[WORKING DATA Boundary: Start]

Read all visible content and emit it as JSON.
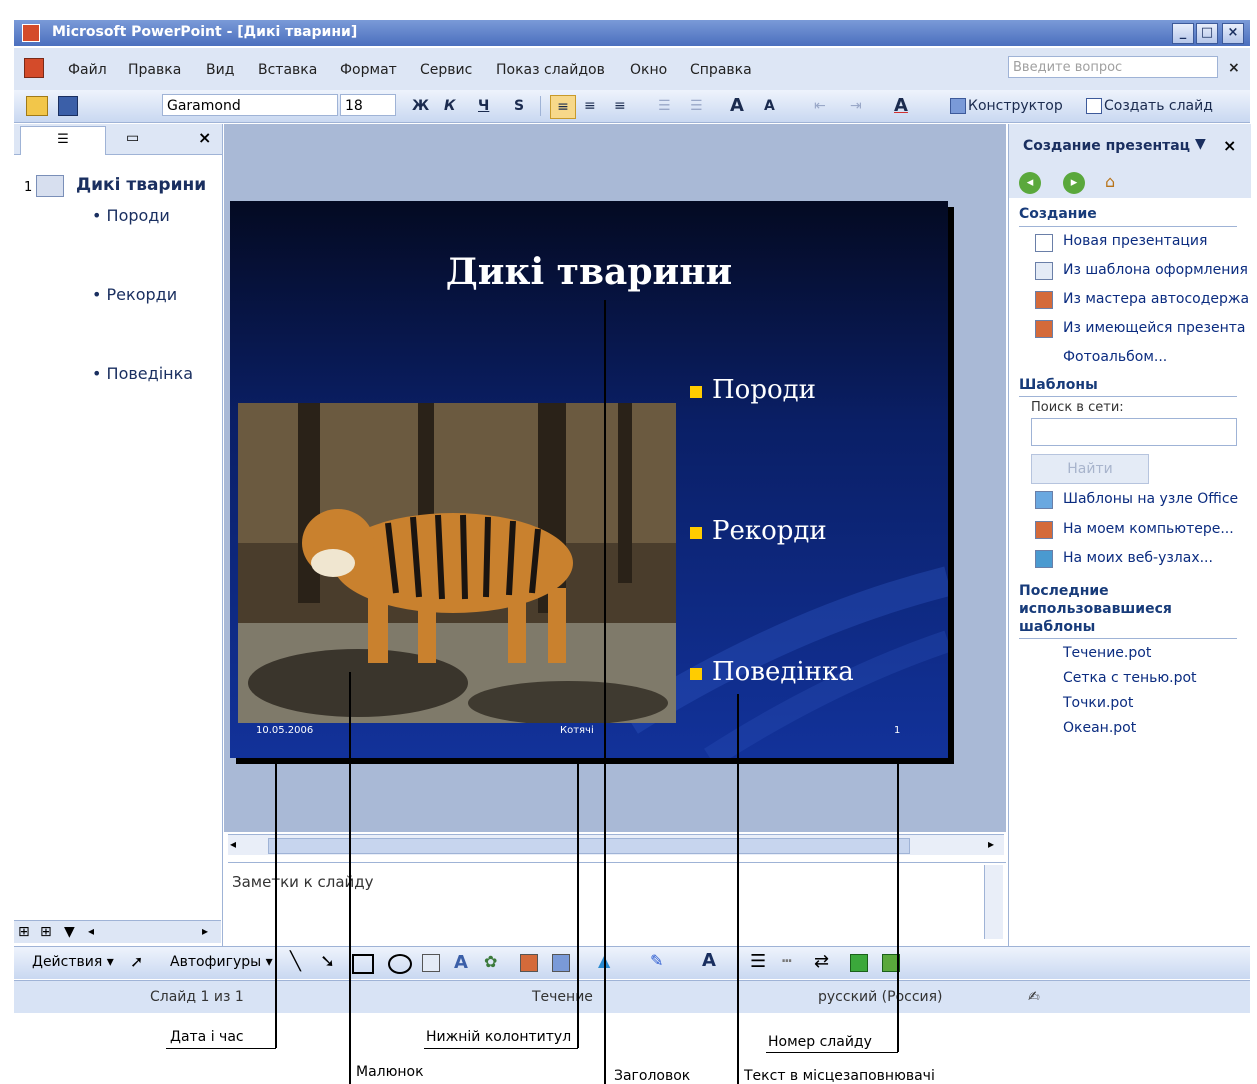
{
  "window": {
    "title": "Microsoft PowerPoint - [Дикі тварини]",
    "min": "_",
    "max": "□",
    "close": "×"
  },
  "menu": {
    "items": [
      "Файл",
      "Правка",
      "Вид",
      "Вставка",
      "Формат",
      "Сервис",
      "Показ слайдов",
      "Окно",
      "Справка"
    ],
    "help_placeholder": "Введите вопрос",
    "help_close": "×"
  },
  "toolbar": {
    "font": "Garamond",
    "size": "18",
    "bold": "Ж",
    "italic": "К",
    "underline": "Ч",
    "shadow": "S",
    "font_color": "A",
    "design": "Конструктор",
    "new_slide": "Создать слайд"
  },
  "outline": {
    "close": "×",
    "slide_number": "1",
    "slide_title": "Дикі тварини",
    "bullets": [
      "Породи",
      "Рекорди",
      "Поведінка"
    ]
  },
  "slide": {
    "title": "Дикі тварини",
    "bullets": [
      "Породи",
      "Рекорди",
      "Поведінка"
    ],
    "date": "10.05.2006",
    "footer": "Котячі",
    "number": "1"
  },
  "notes": {
    "placeholder": "Заметки к слайду"
  },
  "taskpane": {
    "title": "Создание презентац",
    "close": "×",
    "create_header": "Создание",
    "create_links": [
      "Новая презентация",
      "Из шаблона оформления",
      "Из мастера автосодержа",
      "Из имеющейся презента",
      "Фотоальбом..."
    ],
    "templates_header": "Шаблоны",
    "search_label": "Поиск в сети:",
    "search_button": "Найти",
    "template_links": [
      "Шаблоны на узле Office",
      "На моем компьютере...",
      "На моих веб-узлах..."
    ],
    "recent_header": "Последние использовавшиеся шаблоны",
    "recent": [
      "Течение.pot",
      "Сетка с тенью.pot",
      "Точки.pot",
      "Океан.pot"
    ]
  },
  "drawbar": {
    "actions": "Действия",
    "autoshapes": "Автофигуры",
    "font_color": "A"
  },
  "status": {
    "slide": "Слайд 1 из 1",
    "design": "Течение",
    "language": "русский (Россия)"
  },
  "callouts": {
    "date": "Дата і час",
    "picture": "Малюнок",
    "footer": "Нижній колонтитул",
    "title": "Заголовок",
    "number": "Номер слайду",
    "placeholder": "Текст в місцезаповнювачі"
  },
  "colors": {
    "accent": "#4b6fbe",
    "slide_bg": "#0a1f66",
    "bullet": "#ffcc00"
  }
}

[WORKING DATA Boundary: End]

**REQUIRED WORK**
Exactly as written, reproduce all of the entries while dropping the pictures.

**RESULT BELOW**
Read all visible content and emit it as JSON.
{
  "window": {
    "title": "Microsoft PowerPoint - [Дикі тварини]",
    "min": "_",
    "max": "□",
    "close": "×"
  },
  "menu": {
    "items": [
      "Файл",
      "Правка",
      "Вид",
      "Вставка",
      "Формат",
      "Сервис",
      "Показ слайдов",
      "Окно",
      "Справка"
    ],
    "help_placeholder": "Введите вопрос",
    "help_close": "×"
  },
  "toolbar": {
    "font": "Garamond",
    "size": "18",
    "bold": "Ж",
    "italic": "К",
    "underline": "Ч",
    "shadow": "S",
    "font_color": "A",
    "design": "Конструктор",
    "new_slide": "Создать слайд"
  },
  "outline": {
    "close": "×",
    "slide_number": "1",
    "slide_title": "Дикі тварини",
    "bullets": [
      "Породи",
      "Рекорди",
      "Поведінка"
    ]
  },
  "slide": {
    "title": "Дикі тварини",
    "bullets": [
      "Породи",
      "Рекорди",
      "Поведінка"
    ],
    "date": "10.05.2006",
    "footer": "Котячі",
    "number": "1"
  },
  "notes": {
    "placeholder": "Заметки к слайду"
  },
  "taskpane": {
    "title": "Создание презентац",
    "close": "×",
    "create_header": "Создание",
    "create_links": [
      "Новая презентация",
      "Из шаблона оформления",
      "Из мастера автосодержа",
      "Из имеющейся презента",
      "Фотоальбом..."
    ],
    "templates_header": "Шаблоны",
    "search_label": "Поиск в сети:",
    "search_button": "Найти",
    "template_links": [
      "Шаблоны на узле Office",
      "На моем компьютере...",
      "На моих веб-узлах..."
    ],
    "recent_header": "Последние использовавшиеся шаблоны",
    "recent": [
      "Течение.pot",
      "Сетка с тенью.pot",
      "Точки.pot",
      "Океан.pot"
    ]
  },
  "drawbar": {
    "actions": "Действия",
    "autoshapes": "Автофигуры",
    "font_color": "A"
  },
  "status": {
    "slide": "Слайд 1 из 1",
    "design": "Течение",
    "language": "русский (Россия)"
  },
  "callouts": {
    "date": "Дата і час",
    "picture": "Малюнок",
    "footer": "Нижній колонтитул",
    "title": "Заголовок",
    "number": "Номер слайду",
    "placeholder": "Текст в місцезаповнювачі"
  },
  "colors": {
    "accent": "#4b6fbe",
    "slide_bg": "#0a1f66",
    "bullet": "#ffcc00"
  }
}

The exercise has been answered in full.